Chad has the athletic currency to buy his own time in the pocket, but he’ll need Taylor and true sophomore right tackle Sean Rawlings to give him enough space to maneuver. The magic number is 2.5—Pro Football Focus calculates that when given at least 2.5 seconds to throw the ball last season, no returning quarterback rated higher than Kelly.
|FSU def.||Ole Miss off.||FSU off.||Ole Miss def.|
|Success rate+ (effeciency)||24||3||24||28|
|Adjusted line yds.||84||34||31||30|
|Adjusted sack rate||55||25||39||68|
Projections and predictions

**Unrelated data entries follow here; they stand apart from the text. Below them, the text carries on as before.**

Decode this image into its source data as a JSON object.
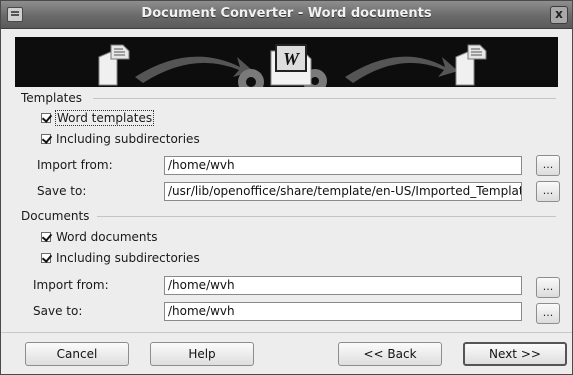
{
  "window": {
    "title": "Document Converter - Word documents",
    "close_glyph": "x"
  },
  "templates": {
    "group_label": "Templates",
    "word_templates": {
      "label": "Word templates",
      "checked": true
    },
    "include_subdirs": {
      "label": "Including subdirectories",
      "checked": true
    },
    "import_label": "Import from:",
    "import_value": "/home/wvh",
    "save_label": "Save to:",
    "save_value": "/usr/lib/openoffice/share/template/en-US/Imported_Templates",
    "browse_label": "..."
  },
  "documents": {
    "group_label": "Documents",
    "word_documents": {
      "label": "Word documents",
      "checked": true
    },
    "include_subdirs": {
      "label": "Including subdirectories",
      "checked": true
    },
    "import_label": "Import from:",
    "import_value": "/home/wvh",
    "save_label": "Save to:",
    "save_value": "/home/wvh",
    "browse_label": "..."
  },
  "buttons": {
    "cancel": "Cancel",
    "help": "Help",
    "back": "<< Back",
    "next": "Next >>"
  },
  "icons": [
    "menu-icon",
    "close-icon",
    "document-icon",
    "word-document-icon",
    "arrow-icon",
    "gear-icon"
  ]
}
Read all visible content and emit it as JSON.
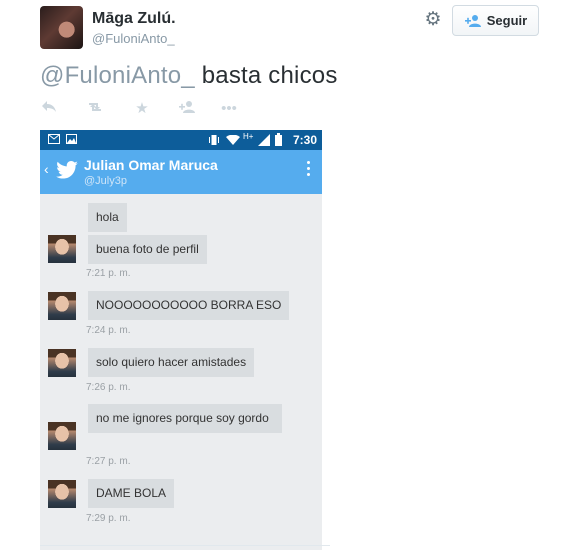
{
  "tweet": {
    "author_name": "Māga Zulú.",
    "author_handle": "@FuloniAnto_",
    "follow_label": "Seguir",
    "mention": "@FuloniAnto_",
    "text": " basta chicos"
  },
  "actions": {
    "icons": [
      "reply-icon",
      "retweet-icon",
      "favorite-icon",
      "follow-icon",
      "more-icon"
    ]
  },
  "screenshot": {
    "status_time": "7:30",
    "conversation_name": "Julian Omar Maruca",
    "conversation_handle": "@July3p",
    "accent_color": "#55acee",
    "statusbar_color": "#0d5d9a",
    "messages": [
      {
        "text": "hola",
        "time": ""
      },
      {
        "text": "buena foto de perfil",
        "time": "7:21 p. m."
      },
      {
        "text": "NOOOOOOOOOOO BORRA ESO",
        "time": "7:24 p. m."
      },
      {
        "text": "solo quiero hacer amistades",
        "time": "7:26 p. m."
      },
      {
        "text": "no me ignores porque soy gordo",
        "time": "7:27 p. m."
      },
      {
        "text": "DAME BOLA",
        "time": "7:29 p. m."
      }
    ]
  }
}
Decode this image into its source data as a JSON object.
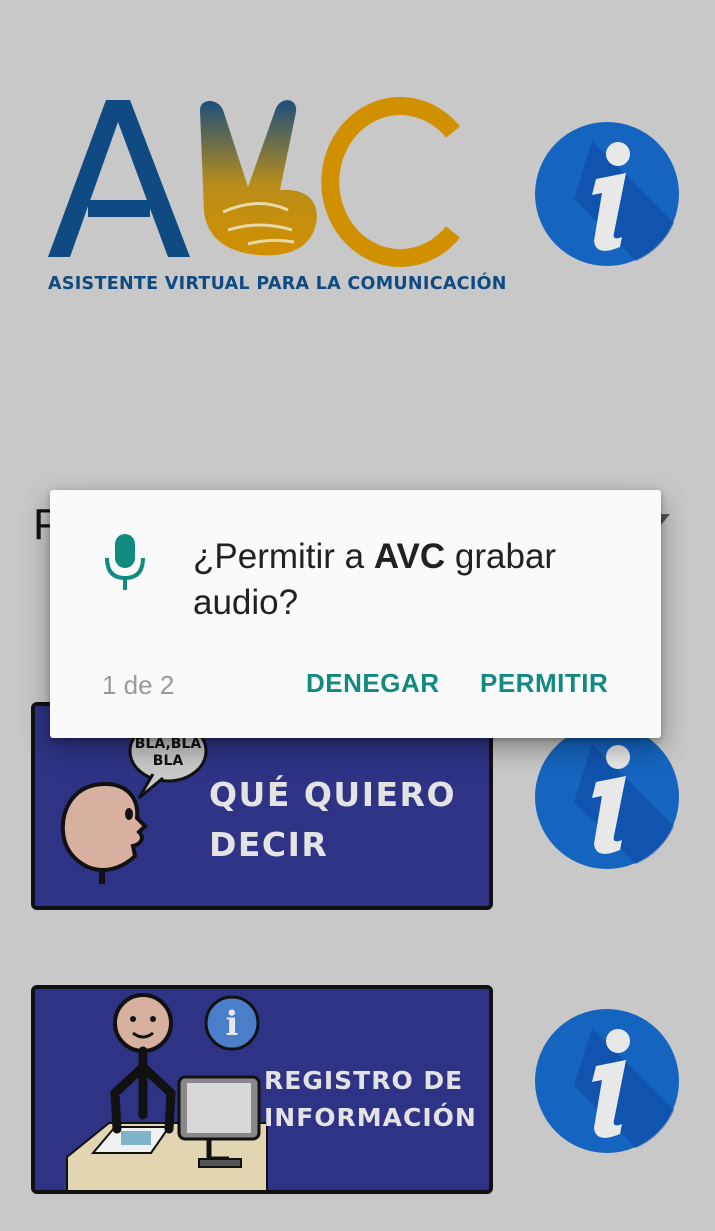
{
  "logo": {
    "letters": "AVC",
    "tagline": "ASISTENTE VIRTUAL PARA LA COMUNICACIÓN"
  },
  "background_partial_text": "P",
  "cards": [
    {
      "label": "QUÉ QUIERO\nDECIR",
      "speech_bubble": "BLA,BLA\nBLA"
    },
    {
      "label": "REGISTRO DE\nINFORMACIÓN",
      "badge": "i"
    }
  ],
  "info_icon_glyph": "i",
  "permission_dialog": {
    "icon": "microphone-icon",
    "message_prefix": "¿Permitir a ",
    "app_name": "AVC",
    "message_suffix": " grabar audio?",
    "counter": "1 de 2",
    "deny_label": "DENEGAR",
    "allow_label": "PERMITIR"
  },
  "colors": {
    "background": "#c8c8c8",
    "accent_teal": "#138a80",
    "logo_blue": "#0f4a82",
    "logo_gold": "#d19000",
    "card_blue": "#2e3386",
    "info_blue": "#1565c0"
  }
}
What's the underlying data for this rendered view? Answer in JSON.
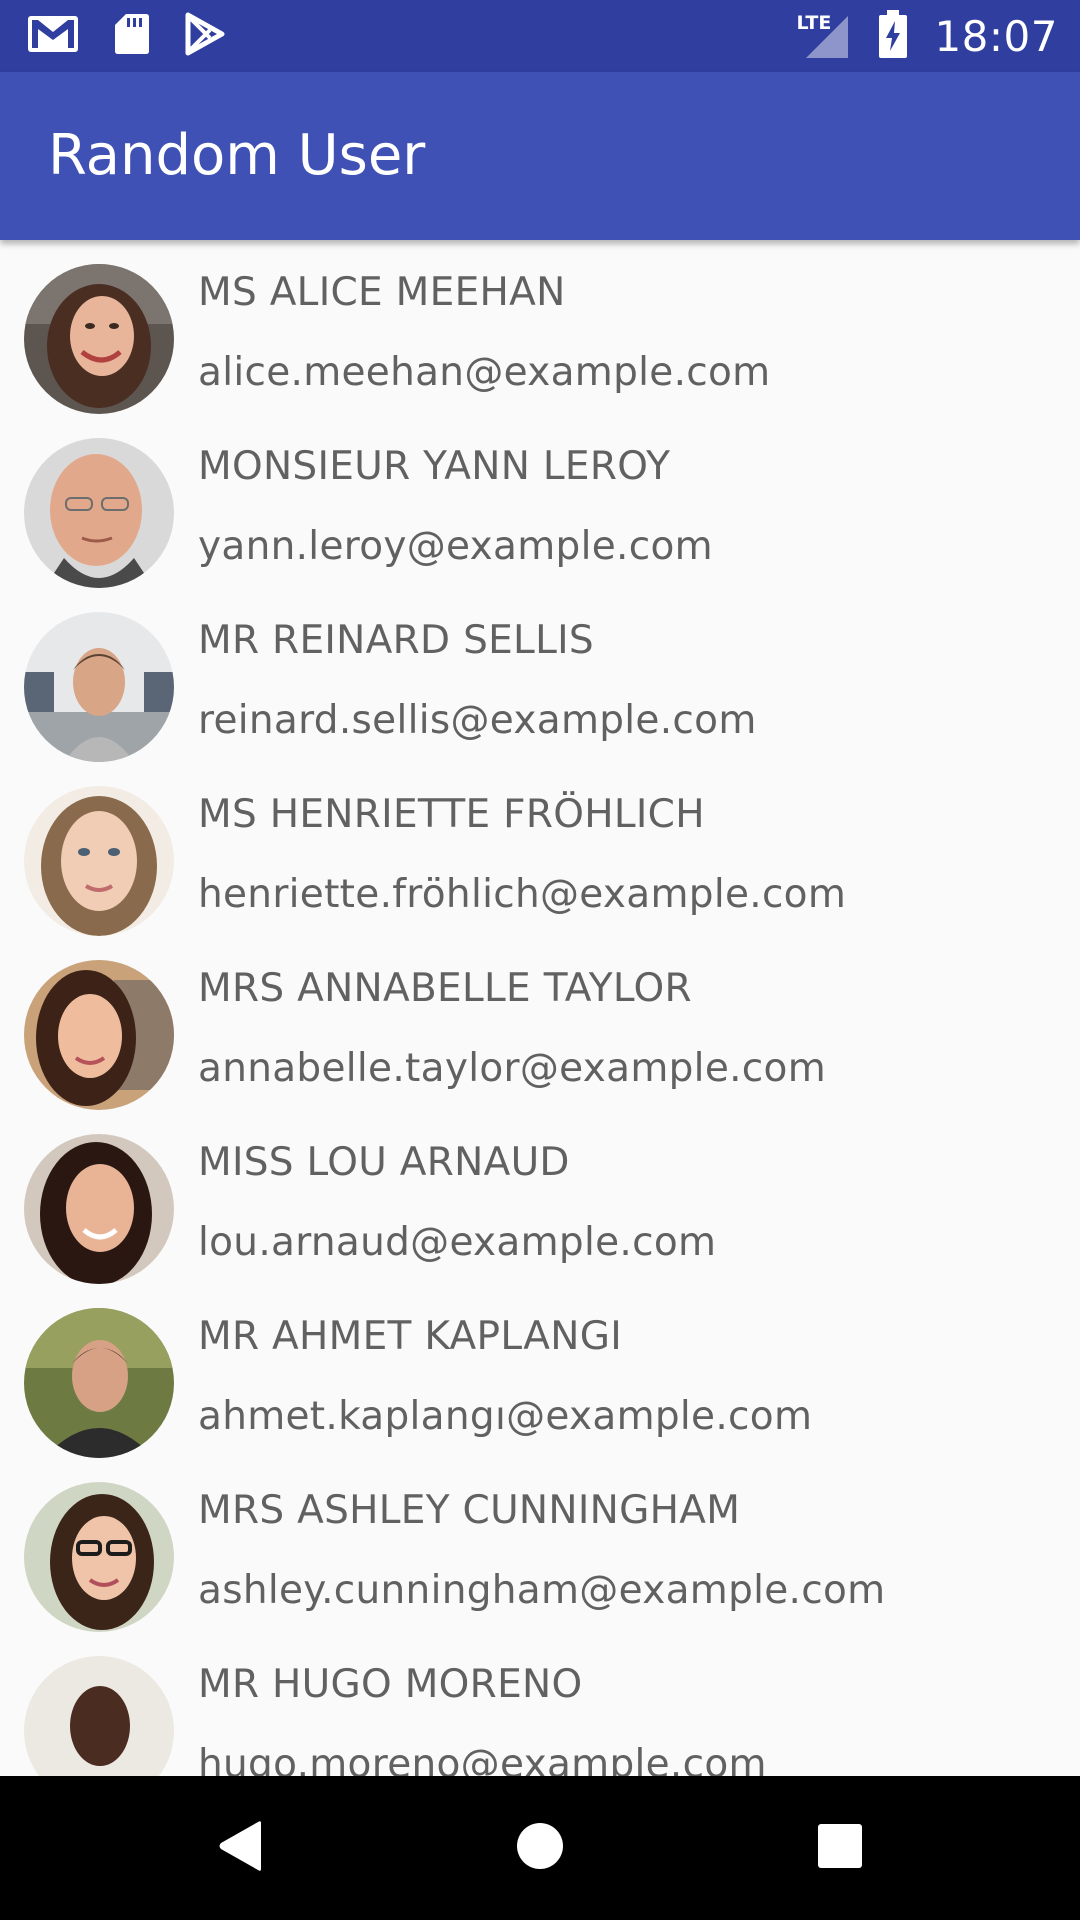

Vegas: As of Friday morning, Bovada’s latest line has FSU by 5.
F&P+: Bill C.’s numbers give FSU a 52 percent chance of winning.
FPI: ESPN’s advanced metrics give FSU a 70.5 percent chance of winning.
SB Nation’s expert panel: Of 15, only Spencer Hall and Rodger Sherman picked the Rebs.
RCR’s (totally more) expert panel: Of 10, only Gray Hardison and smeargle took Ole Miss.
My pick: I think FSU’s talented secondary means the Noles are better equipped to defend Ole Miss’ offensive strength than vice versa. Yes, the Rebel D-line is stout, but the limited health of Fadol Brown, the question marks at linebacker and the inexperience/tackling issues in the secondary scare me against a dangerous play-maker like Cook. With that said, Ole Miss has the experience where it counts—Chad Kelly gives the Rebs a very real chance to start the season 1-0.
I'm taking Florida State, 31-27, but if this thing turns into a shootout, I trust Kelly to score more than Dalvin Cook.
- This watch guide is your complete resource for the weekend, including TV and streaming info for every single game.
- Red Cup's big 2016 Ole Miss football preview is all you need to get ready for the season.
- 'Noles blog Tomahawk Nation has it's own loaded season preview.
- SB Nation's Ian Boyd outlines a strategy Dave Wommack could use to slow down Dalvin Cook.
- Tomahawk Nation has a great Xs and Os breakdown of the FSU running attack.
- An FSU blogger explains why the 'Noles secondary could cause problems for Chad Kelly.